──────── DATA FOR REVIEW

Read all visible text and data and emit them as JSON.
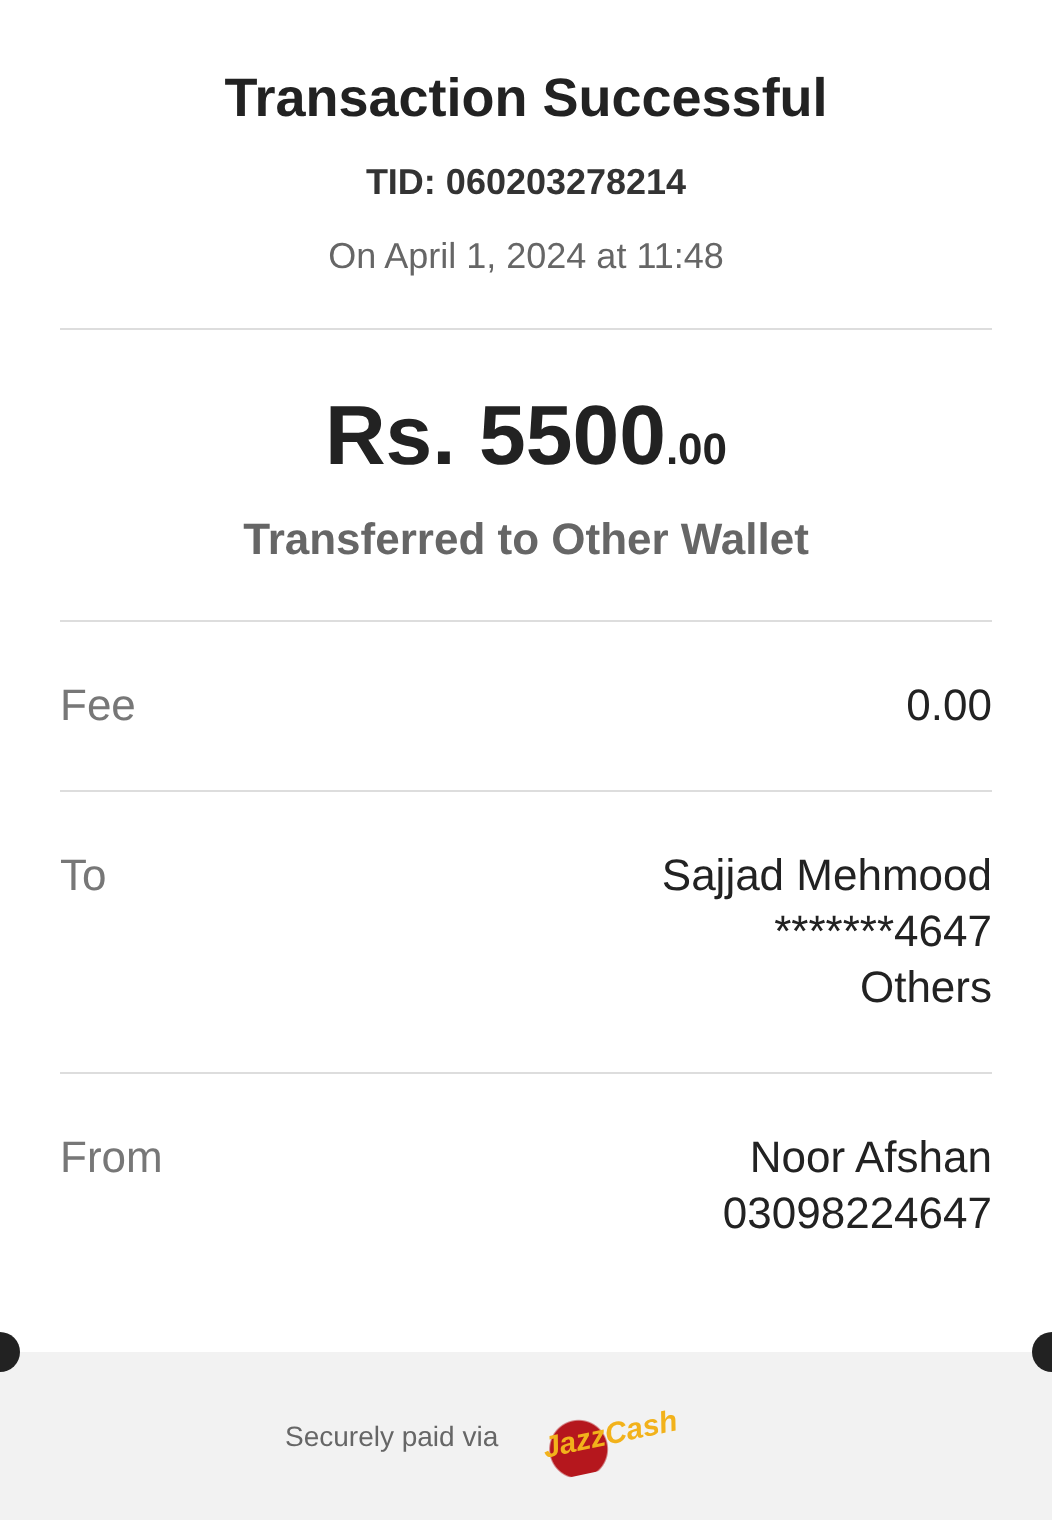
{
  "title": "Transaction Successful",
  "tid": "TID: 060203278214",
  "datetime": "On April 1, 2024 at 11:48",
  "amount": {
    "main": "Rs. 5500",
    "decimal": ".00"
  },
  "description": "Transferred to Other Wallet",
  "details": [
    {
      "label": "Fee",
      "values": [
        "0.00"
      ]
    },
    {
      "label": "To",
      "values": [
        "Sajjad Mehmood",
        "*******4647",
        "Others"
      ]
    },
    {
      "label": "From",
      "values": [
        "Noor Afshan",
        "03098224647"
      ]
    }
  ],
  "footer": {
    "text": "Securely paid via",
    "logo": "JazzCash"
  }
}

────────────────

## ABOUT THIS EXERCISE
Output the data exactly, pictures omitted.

## OUTPUT OF THE TASK
Read all visible text and data and emit them as JSON.
{
  "title": "Transaction Successful",
  "tid": "TID: 060203278214",
  "datetime": "On April 1, 2024 at 11:48",
  "amount": {
    "main": "Rs. 5500",
    "decimal": ".00"
  },
  "description": "Transferred to Other Wallet",
  "details": [
    {
      "label": "Fee",
      "values": [
        "0.00"
      ]
    },
    {
      "label": "To",
      "values": [
        "Sajjad Mehmood",
        "*******4647",
        "Others"
      ]
    },
    {
      "label": "From",
      "values": [
        "Noor Afshan",
        "03098224647"
      ]
    }
  ],
  "footer": {
    "text": "Securely paid via",
    "logo": "JazzCash"
  }
}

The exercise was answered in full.